Give back each line of the material that contains the word "reactions".
-*-
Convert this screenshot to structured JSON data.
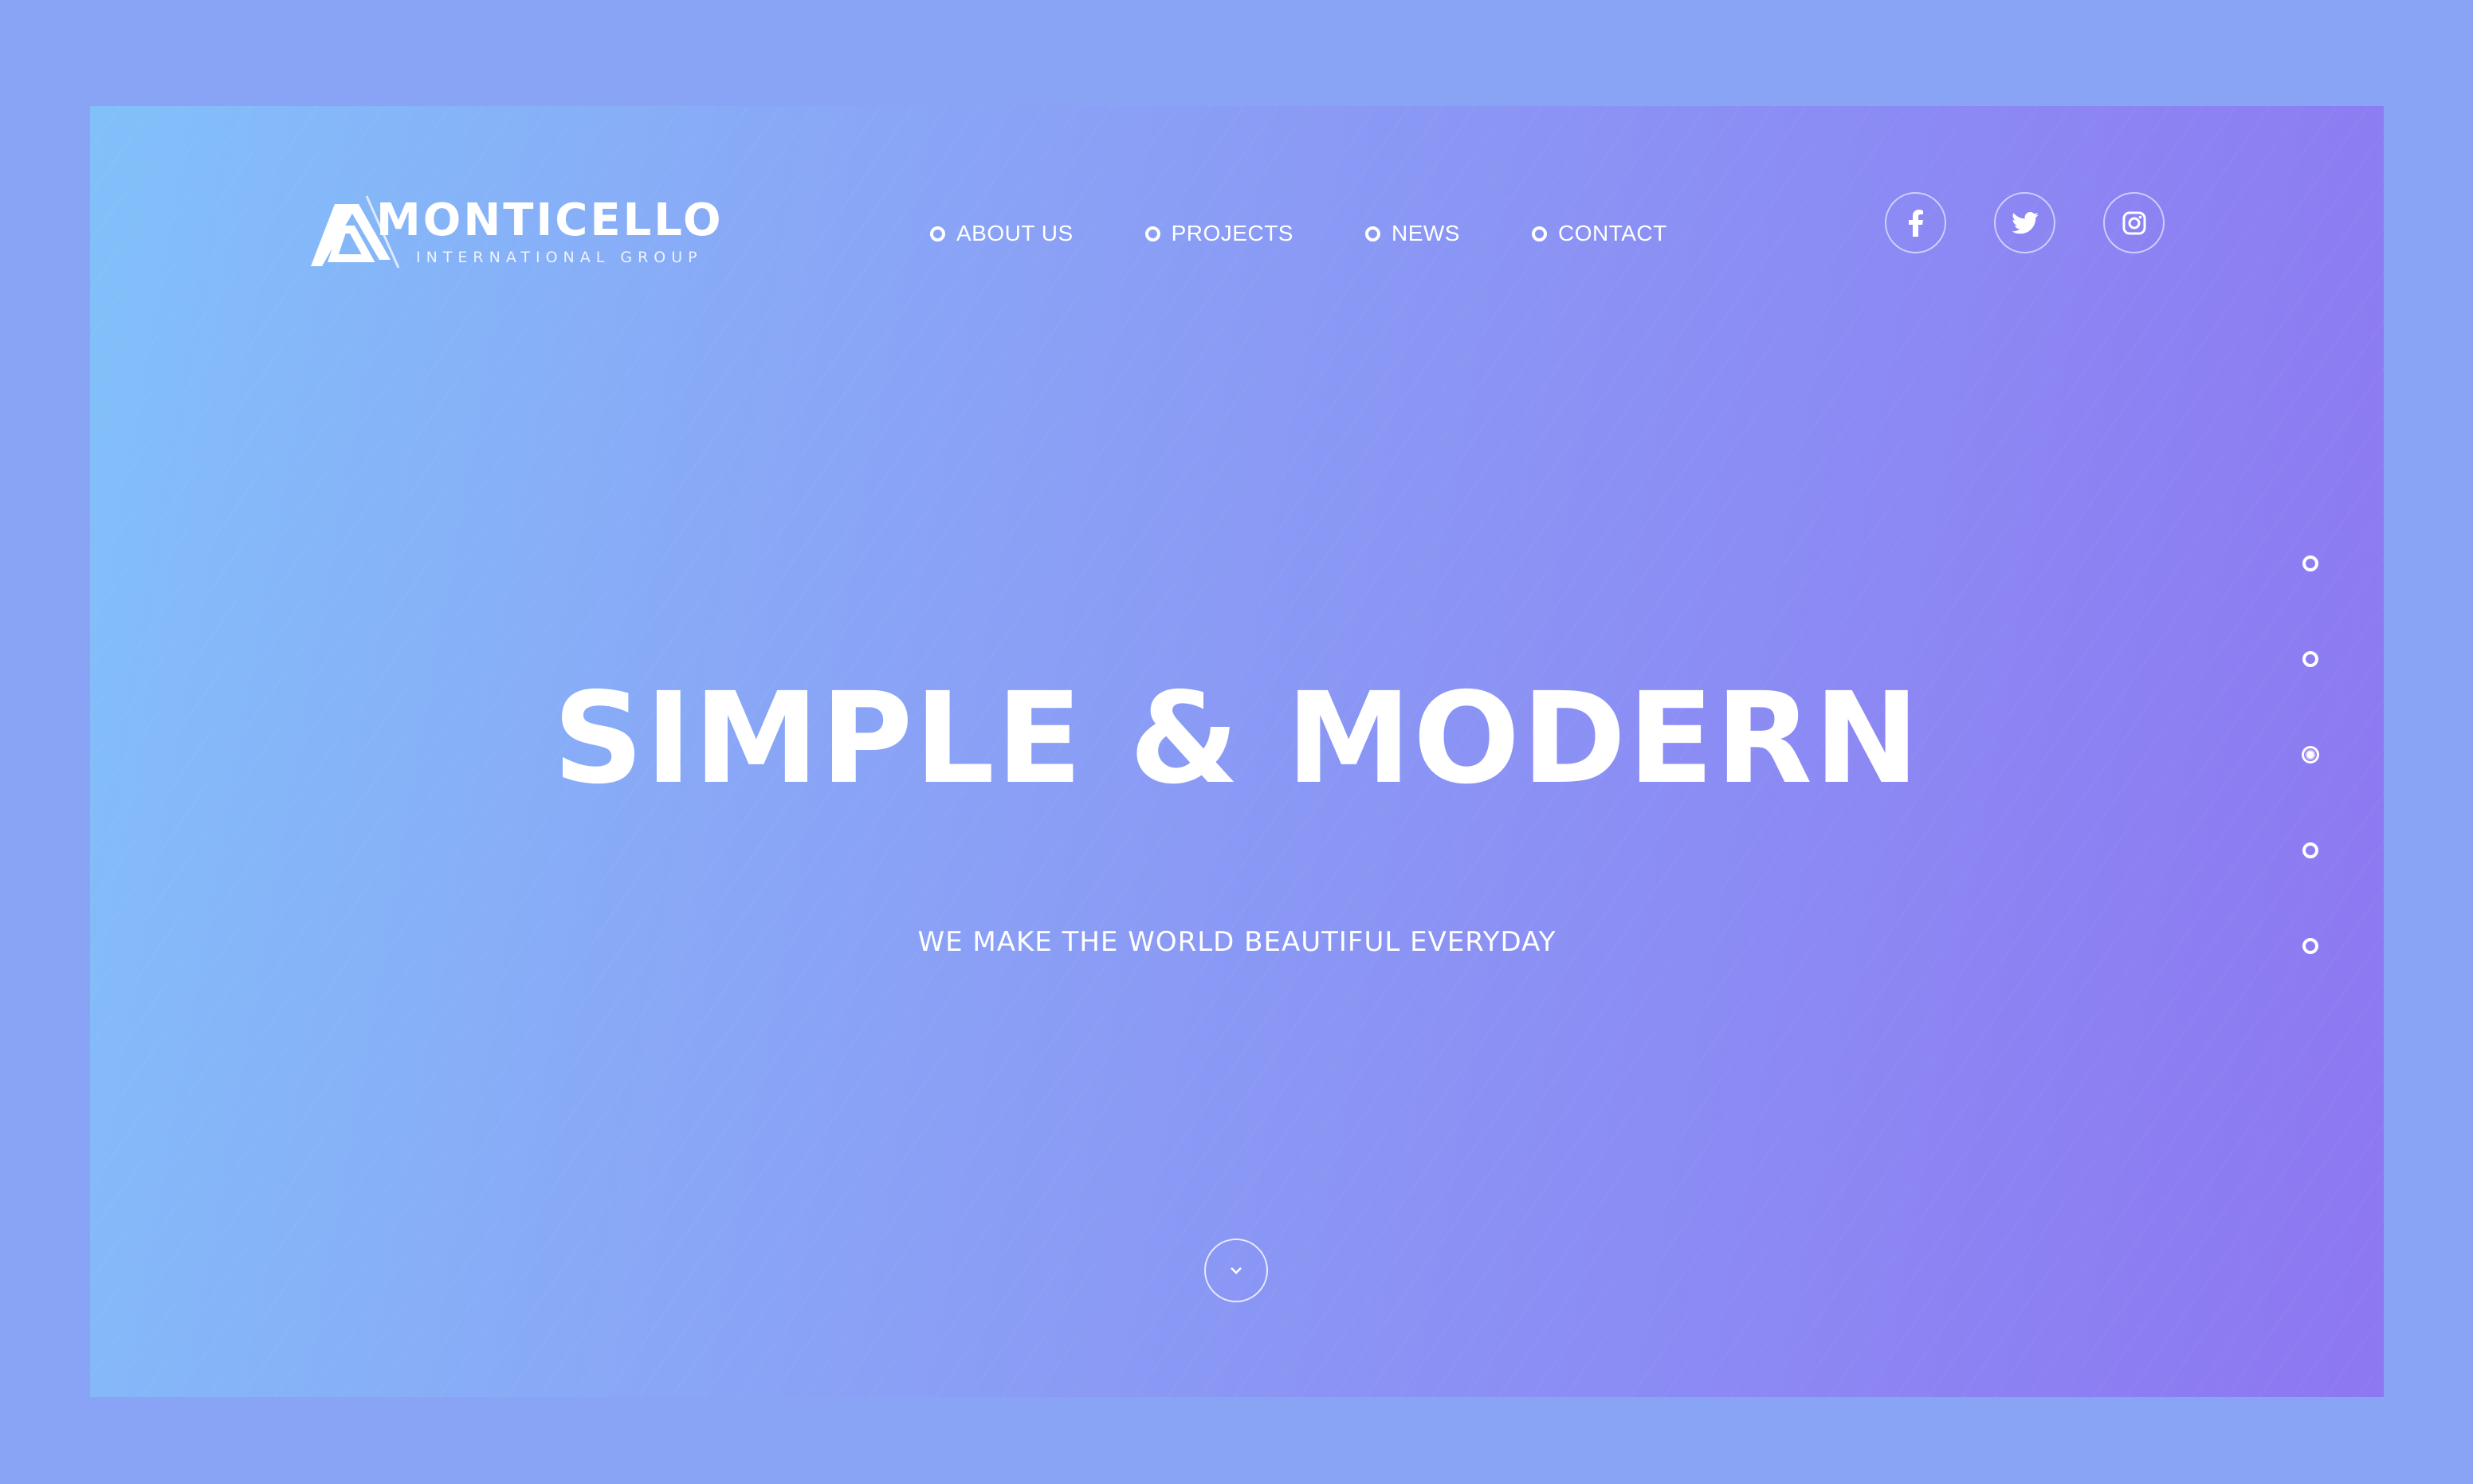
{
  "brand": {
    "name": "MONTICELLO",
    "tagline": "INTERNATIONAL GROUP"
  },
  "nav": {
    "items": [
      {
        "label": "ABOUT US"
      },
      {
        "label": "PROJECTS"
      },
      {
        "label": "NEWS"
      },
      {
        "label": "CONTACT"
      }
    ]
  },
  "social": {
    "icons": [
      "facebook-icon",
      "twitter-icon",
      "instagram-icon"
    ]
  },
  "hero": {
    "title": "SIMPLE & MODERN",
    "subtitle": "WE MAKE THE WORLD BEAUTIFUL EVERYDAY"
  },
  "pager": {
    "count": 5,
    "active_index": 2
  },
  "colors": {
    "page_bg": "#8aa4f5",
    "gradient_start": "#82c0fa",
    "gradient_end": "#8d77f2",
    "text": "#ffffff"
  },
  "icons": {
    "scroll": "chevron-down-icon"
  }
}
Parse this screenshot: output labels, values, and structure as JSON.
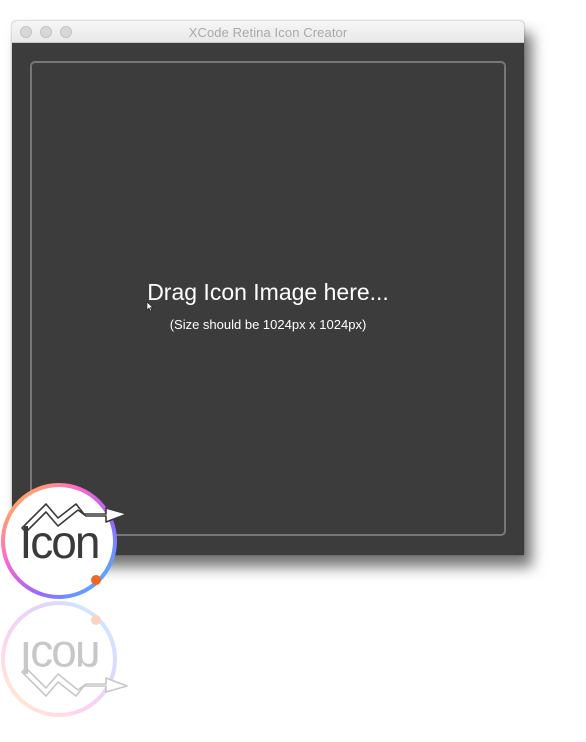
{
  "window": {
    "title": "XCode Retina Icon Creator"
  },
  "dropzone": {
    "title": "Drag Icon Image here...",
    "subtitle": "(Size should be 1024px x 1024px)"
  },
  "app_icon": {
    "label": "Icon",
    "colors": {
      "ring_gradient": [
        "#ffcc33",
        "#ff66cc",
        "#9966ff",
        "#33ccff"
      ],
      "dot": "#f26522"
    }
  }
}
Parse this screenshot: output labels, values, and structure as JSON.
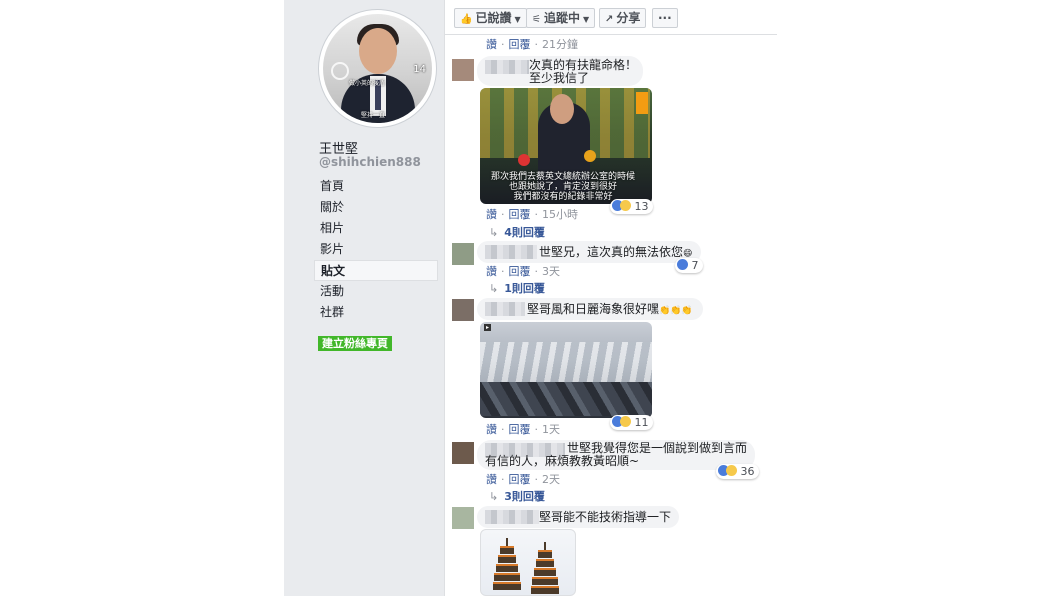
{
  "page": {
    "name": "王世堅",
    "handle": "@shihchien888",
    "avatar_text_1": "做小英的後盾",
    "avatar_text_2": "堅持一直",
    "avatar_badge": "14"
  },
  "sidebar": {
    "items": [
      {
        "label": "首頁",
        "active": false
      },
      {
        "label": "關於",
        "active": false
      },
      {
        "label": "相片",
        "active": false
      },
      {
        "label": "影片",
        "active": false
      },
      {
        "label": "貼文",
        "active": true
      },
      {
        "label": "活動",
        "active": false
      },
      {
        "label": "社群",
        "active": false
      }
    ],
    "create_page_label": "建立粉絲專頁"
  },
  "toolbar": {
    "liked_label": "已說讚",
    "follow_label": "追蹤中",
    "share_label": "分享",
    "more_label": "···"
  },
  "feed": {
    "top_actions": {
      "like": "讚",
      "reply": "回覆",
      "time": "21分鐘"
    },
    "comments": [
      {
        "text": "次真的有扶龍命格！\n至少我信了",
        "actions": {
          "like": "讚",
          "reply": "回覆",
          "time": "15小時"
        },
        "reactions": "13",
        "replies": "4則回覆",
        "image_caption": "那次我們去蔡英文總統辦公室的時候\n也跟她說了，肯定沒到很好\n我們都沒有的紀錄非常好"
      },
      {
        "text": "世堅兄，這次真的無法依您",
        "emoji": "😄",
        "actions": {
          "like": "讚",
          "reply": "回覆",
          "time": "3天"
        },
        "reactions": "7",
        "replies": "1則回覆"
      },
      {
        "text": "堅哥風和日麗海象很好嘿",
        "emoji": "👏👏👏",
        "actions": {
          "like": "讚",
          "reply": "回覆",
          "time": "1天"
        },
        "reactions": "11"
      },
      {
        "text": "世堅我覺得您是一個說到做到言而\n有信的人，麻煩教教黃昭順~",
        "actions": {
          "like": "讚",
          "reply": "回覆",
          "time": "2天"
        },
        "reactions": "36",
        "replies": "3則回覆"
      },
      {
        "text": "堅哥能不能技術指導一下"
      }
    ]
  },
  "colors": {
    "sidebar_bg": "#e9ebee",
    "link_blue": "#385898",
    "green_button": "#42b72a",
    "bubble_bg": "#f2f3f5"
  }
}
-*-
**Solution to this problem:**
        "reactions": "13",
        "reactions": "7",
        "reactions": "11"
        "reactions": "36",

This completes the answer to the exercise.